This title may seem fairly familiar and derivative, but it does have a charm of its own. Sadly, with only two episodes made, the question of whether it would have built up to something cool will remain unanswered. The story begins when a primitive tribe are forced to execute a japanese scholar in order to protect the potent tribal magics. Although in this case the female leader of the tribe is drawn to a photo of the researchers son. A deal is made and some time later Hibio, the male lead, who still distrusts women based on his mothers betrayal of the family, is jumped outside his house. The villain, bristling with power, carves a sign onto his forehead, announces the completion of their marriage, and collapses into his arms. All of a sudden a normal (well, mostly) Japanese youth finds his life getting stranger and stranger.
Similarities have been drawn to tenchi, with a male becoming the focal point for romantic competition and weird happenings. The main difference is that romance elements are limited by the fact that they actually are married at the start of the show, making the focus more on dealing with it. And this is made more entertaining in that both the male and female lead are interesting, complex and competent characters. In addition some of the supporting characters are likewise good, especially the romantic competitor in the first episode (women with archaic weapons...yum). Likewise the dialog and atmosphere is grungier and a bit more mature, with Hibio being quite the rebel. Where else have you heard a character, having just rescued a female from unwanted attention, say something like, "The problem is your skirt is too short so everyone can see your fat legs"? In addition the magic is both cool to watch and in how it is described (feels a bit like Shamanic princess) and lends itself well to the action scenes that are liberally included. On the other hand Mina's tastes in fashion mean that she is, more or less, a continual source of fan services...but I can live with that.
Certainly she is cute enough to get away with it. And unlilke the more `cartoony' tenchi there is a feeling of weight and reality about the animation here.
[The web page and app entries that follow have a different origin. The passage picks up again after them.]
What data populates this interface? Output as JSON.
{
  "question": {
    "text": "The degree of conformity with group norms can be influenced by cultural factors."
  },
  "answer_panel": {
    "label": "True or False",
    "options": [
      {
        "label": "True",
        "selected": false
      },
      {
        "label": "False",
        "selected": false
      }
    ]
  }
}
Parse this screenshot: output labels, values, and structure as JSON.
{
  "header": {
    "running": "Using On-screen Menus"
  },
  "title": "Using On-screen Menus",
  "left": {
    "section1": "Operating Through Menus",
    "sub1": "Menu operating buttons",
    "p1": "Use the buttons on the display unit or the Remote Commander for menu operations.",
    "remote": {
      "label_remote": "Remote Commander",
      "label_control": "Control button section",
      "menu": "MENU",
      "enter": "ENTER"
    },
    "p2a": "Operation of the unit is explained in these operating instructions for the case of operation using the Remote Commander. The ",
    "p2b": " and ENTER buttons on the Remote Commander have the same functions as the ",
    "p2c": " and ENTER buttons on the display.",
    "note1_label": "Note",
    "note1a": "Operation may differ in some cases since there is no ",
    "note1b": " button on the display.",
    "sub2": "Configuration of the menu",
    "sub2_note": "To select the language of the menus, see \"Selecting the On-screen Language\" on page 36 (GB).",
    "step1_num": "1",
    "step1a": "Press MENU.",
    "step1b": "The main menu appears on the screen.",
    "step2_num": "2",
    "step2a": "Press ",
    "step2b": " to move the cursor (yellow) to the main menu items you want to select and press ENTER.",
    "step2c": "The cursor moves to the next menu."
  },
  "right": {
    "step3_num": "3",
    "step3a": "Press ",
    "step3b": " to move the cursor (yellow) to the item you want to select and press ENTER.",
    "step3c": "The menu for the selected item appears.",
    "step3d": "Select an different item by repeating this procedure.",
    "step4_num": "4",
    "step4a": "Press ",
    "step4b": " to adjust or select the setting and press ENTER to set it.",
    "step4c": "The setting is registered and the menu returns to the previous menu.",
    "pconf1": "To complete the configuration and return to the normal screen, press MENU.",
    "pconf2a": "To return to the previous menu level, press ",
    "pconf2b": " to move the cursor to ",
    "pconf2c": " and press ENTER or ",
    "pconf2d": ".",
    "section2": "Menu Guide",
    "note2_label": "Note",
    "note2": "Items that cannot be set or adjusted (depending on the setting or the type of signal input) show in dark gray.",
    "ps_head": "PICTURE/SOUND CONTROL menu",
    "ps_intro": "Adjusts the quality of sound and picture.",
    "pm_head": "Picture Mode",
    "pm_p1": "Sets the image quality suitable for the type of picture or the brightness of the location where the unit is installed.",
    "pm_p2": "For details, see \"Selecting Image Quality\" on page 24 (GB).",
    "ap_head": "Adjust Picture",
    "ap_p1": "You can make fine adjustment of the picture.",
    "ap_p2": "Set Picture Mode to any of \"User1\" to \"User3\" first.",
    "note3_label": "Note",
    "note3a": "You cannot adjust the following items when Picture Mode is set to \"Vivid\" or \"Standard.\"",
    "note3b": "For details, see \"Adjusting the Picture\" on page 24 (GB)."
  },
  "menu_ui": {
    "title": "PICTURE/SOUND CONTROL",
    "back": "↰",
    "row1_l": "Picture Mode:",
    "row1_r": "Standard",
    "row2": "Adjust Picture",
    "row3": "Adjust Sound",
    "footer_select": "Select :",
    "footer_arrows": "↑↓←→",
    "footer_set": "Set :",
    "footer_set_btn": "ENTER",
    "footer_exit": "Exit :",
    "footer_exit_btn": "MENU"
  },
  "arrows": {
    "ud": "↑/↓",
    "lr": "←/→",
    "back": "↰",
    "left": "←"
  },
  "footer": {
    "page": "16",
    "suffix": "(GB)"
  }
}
The animation has some suprisingly lifelike scenes, especially in the character design and animation. It also has impressive magic and some nice physical action scenes in both episodes. In addition the production is fairly skilled, with good atmosphere, pacing and some nice stylistic touches. The voices are fairly good, the dialogue is good and it has a rich vein of agreeable humor. The music is energetic, but does the job. However, at the end of the day, the two episode limit cuts down heavily on what this series can acheive.
The only review I could find was from Lord Carnage, and it says little more than `good fun, wish there was more'. A similar message, but a bit less positive, comes from the anime critic in his review where he praises the animation but finds the show a mixed, and unusual, experience.